In anticipation of the final round of the 2017 Pitch Dingman Competition, the Dingman Center is interviewing each of the five startup finalists about their progress and upcoming challenges as they prepare to compete for a total of $30,000 in startup funding on March 7.
Nathalyn Nunoo, Founder & CEO
William Kwao, Operations & Tech
Elania Tait, Public Relations
POSH is a web platform that offers a reliable, affordable way to book freelance beauty professionals for any occasion. The task of scheduling a makeup artist typically comes with a number of obstacles and uncertainties: How do I know that the artist will give me the look I want? Are their rates consistent with other makeup artists? What happens if they’re late (and they often are)? How much do I tip, and at what point in the process is it proper to do so? POSH conveniently answers those queries on the back-end to ultimately pair their customers with artists who are vetted, talented and consistently punctual. The payment rates are transparent, the tip is included and all the customer has left to worry about is the event at hand. Makeup artists see a benefit as well—all the complicated logistics of working with a client are handled through POSH, allowing them to concentrate fully on their art. With its emphasis on convenience and customer service, POSH’s initial customer base has inevitably led to a growing list of new clients.

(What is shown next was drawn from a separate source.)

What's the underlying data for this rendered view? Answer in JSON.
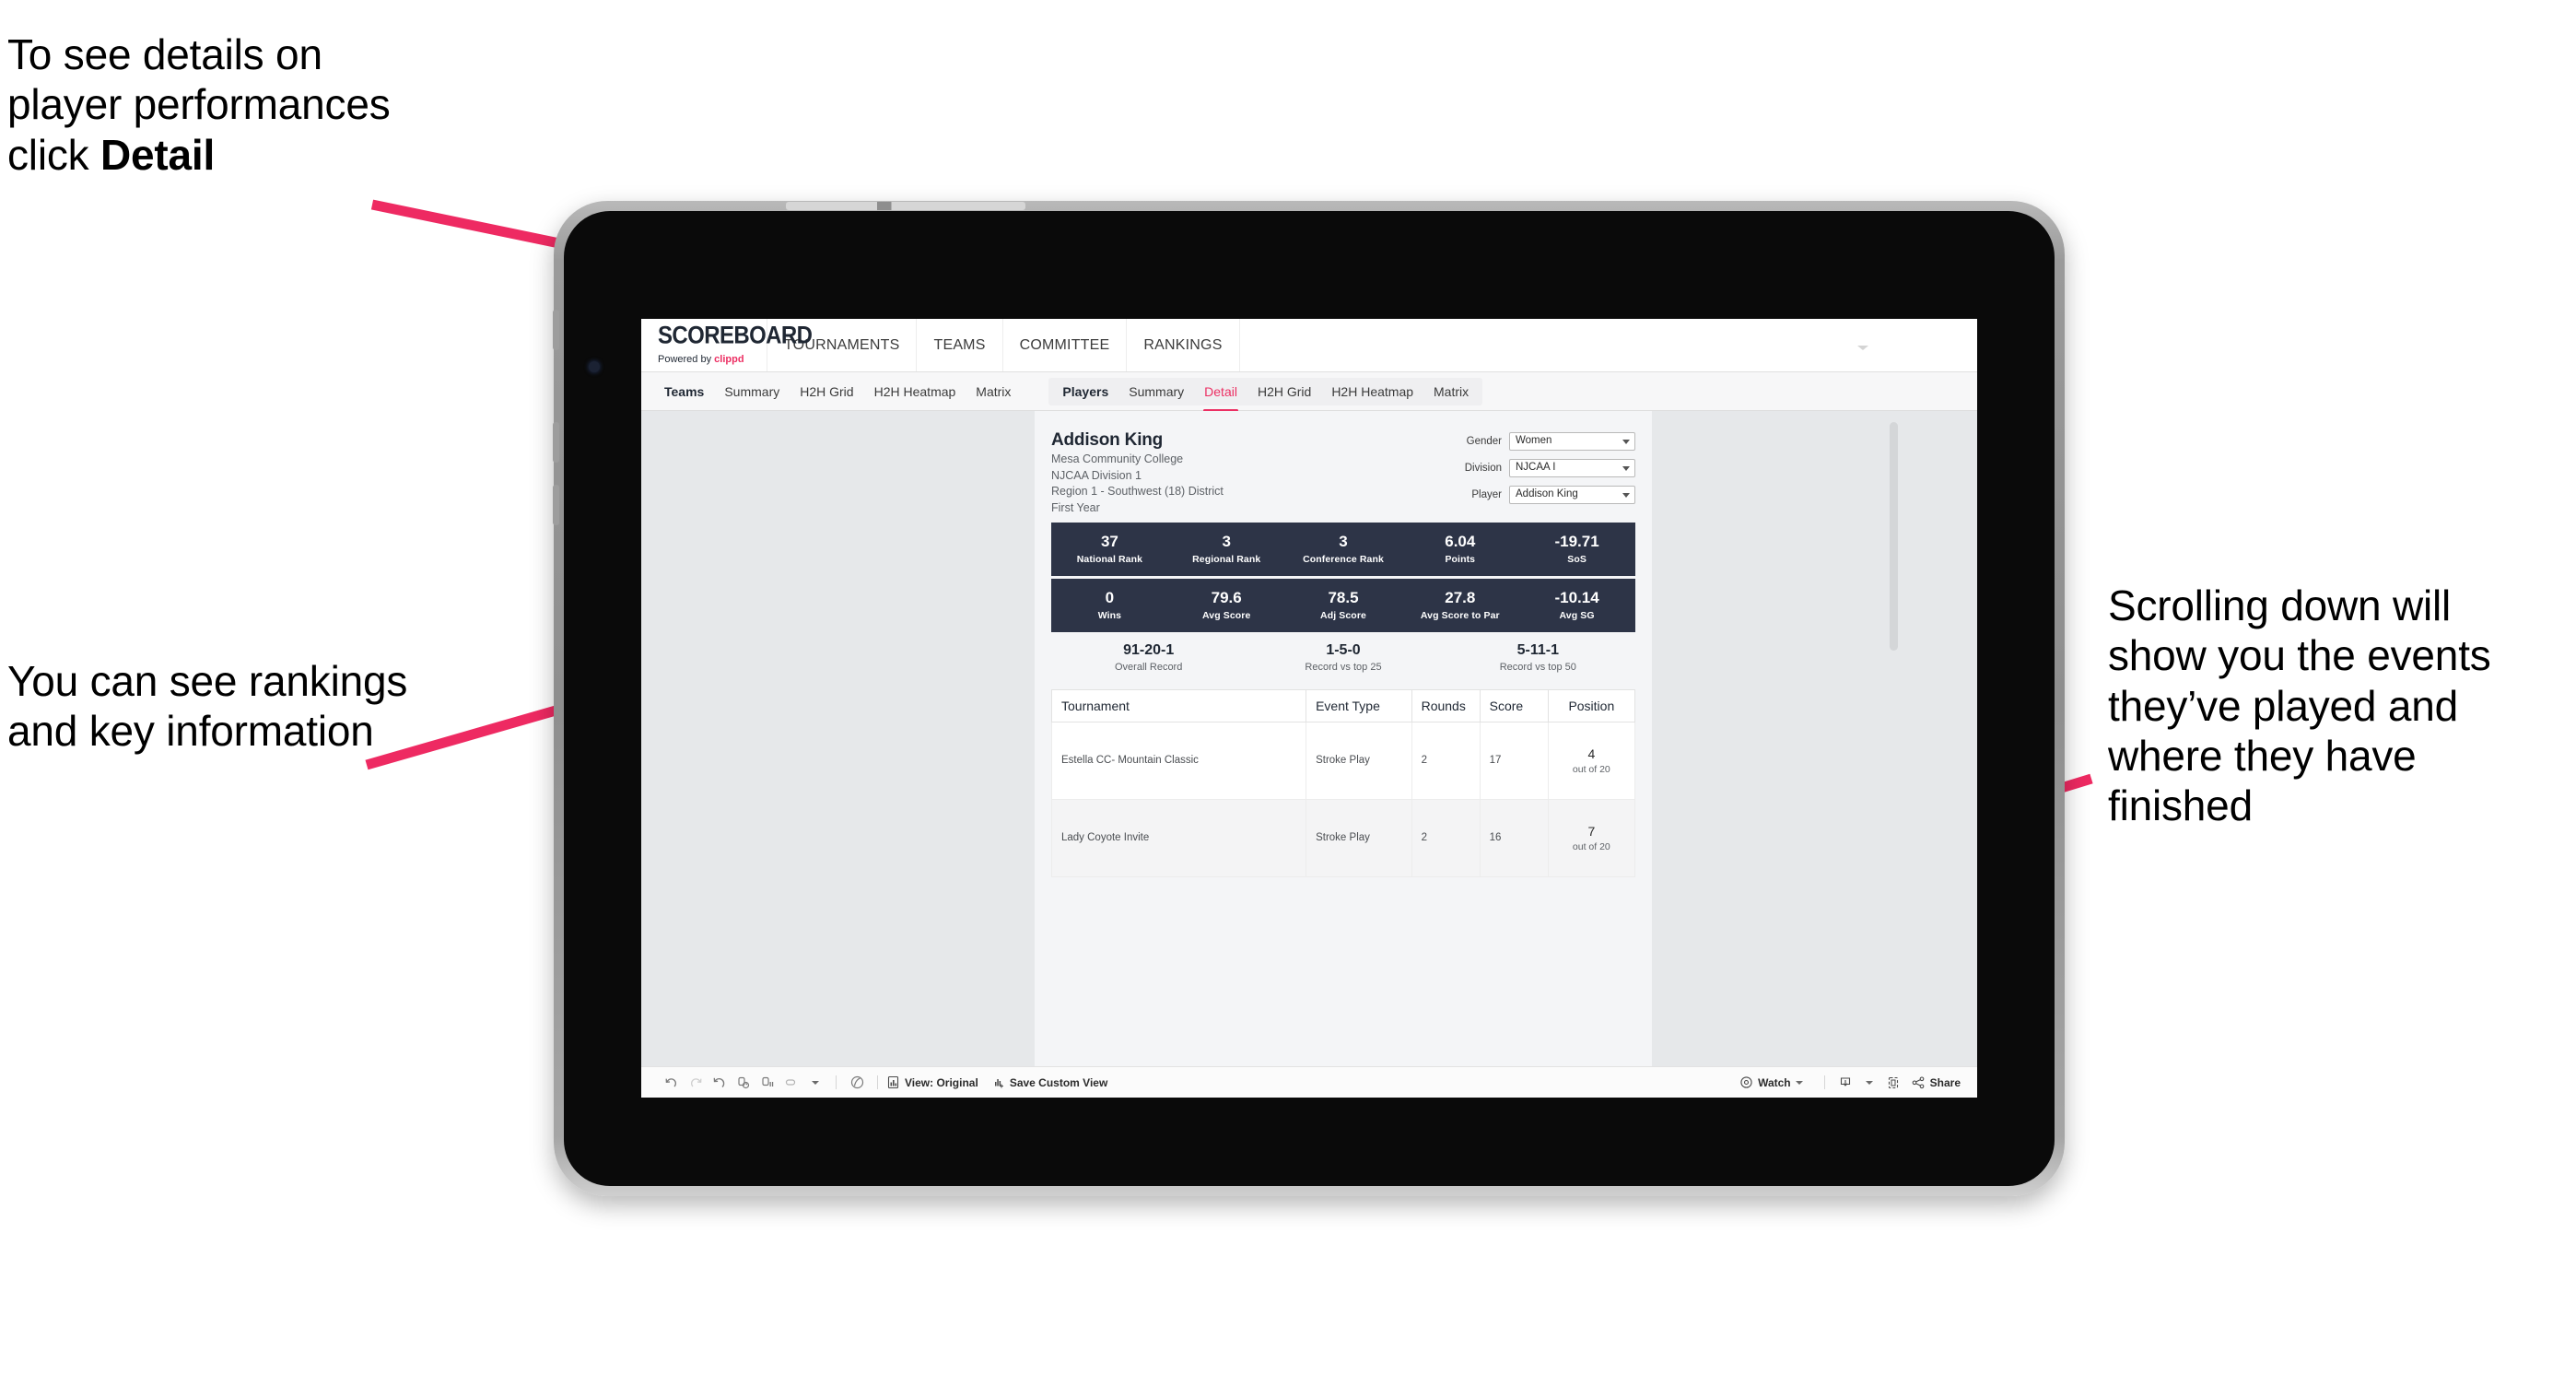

DC: Have there been some key decisions or milestones along the way that have led you from an idea to now pitching for $15K?
Nathalyn: A key milestone was getting into the Startup Shell. That was very big for us because we were finally around other people trying to do the same thing on another level, and that helped us a lot.
Will: Another one was getting our first customer. We weren’t expecting it so we were running all over the place, figuring stuff out.
Nathalyn: We found a lot of—not problems—but questions in that one encounter. You find all the holes when a person actually starts to use your service.
Of course getting into Dingman, starting to be a Fearless Founder. That was when we were like wow, it’s for real! It’s one thing to believe in yourself, but when other people do it lets you know you might be going in the right direction
DC: What have you learned from the semifinals that will help you better prepare for Finals?
Nathalyn: What I’ve learned for sure is what it feels like to talk in front of lots of people. Up until this point we’ve only had to talk to max three people at a time about this. So that was a big jump, from three to like 300, real quick.
Will: It helped us make our pitch very concise. We’d never really done that before. It helped us rethink our business, and think about what we really want people to know about us and what is really important.
Nathalyn: That was a huge one. Before that, we developed our pitch without a criteria. All of a sudden being given a criteria and then being given other parameters with other people going against us, that makes you shift your perspective as to what is actually your value.
DC: What has POSH been working on since Pitch Dingman Competition Semifinals?
Nathalyn: For now, we’ve been working on improving our brand in terms of the way we appear and our marketing styles. Right now, we’re trying to improve our interface, so while we’re trying to acquire customers it’s more pleasant to see, more updated and reflects what we’re doing now.
Will: Another thing we’ve been trying to do is make ourselves more friendly to artists. We want to make sure they really understand the value we bring to them.
DC: What are some goals you are looking to reach before Finals?
Elania: More clientele, getting more work done, obviously finalizing the website.
Nathalyn: This whole marketing branding initiative. We’re trying to reframe the way we look to our potential customer.
Elania: We’re trying to make POSH really posh. *everyone laughs*
Nathalyn: Some of our goals were very numbers centric. But those things will come if your product is good and if it sells itself. Right now we are in the process of acquiring customers, but we’re looking for other ways of doing it—getting larger gigs and working with big organizations to build our brand, rather than focusing on smaller numbers. We want to actually connect with customers and define ways of growing the brand and reaching our community.
DC: If you win Pitch Dingman Competition, what will you do with the $15,000?
Nathalyn: A lot of it will go to platform improvements. When we were developing our platform, this is the best we could do, but we know we can spend more time and bring more skillsets into it to improve it. Another thing we would use the money for is marketing. Not just social media, but being okay with losing money or starting out at a lower rate even though it might cost us, just to get that exposure.
Will: Our service is really based on trust, and we have to woo people into it. Discounts and promotional codes get people into it and then they use it every time.
Nathalyn: We’re doing something very different from what people in our industry normally do. Because once you try [POSH], that’s all you really need.
This interview has been lightly edited and condensed for clarity.
Read our previous feature on POSH when they participated in the Summer 2016 cohort of Terp Startup, the final phase of our Fearless Founders accelerator program.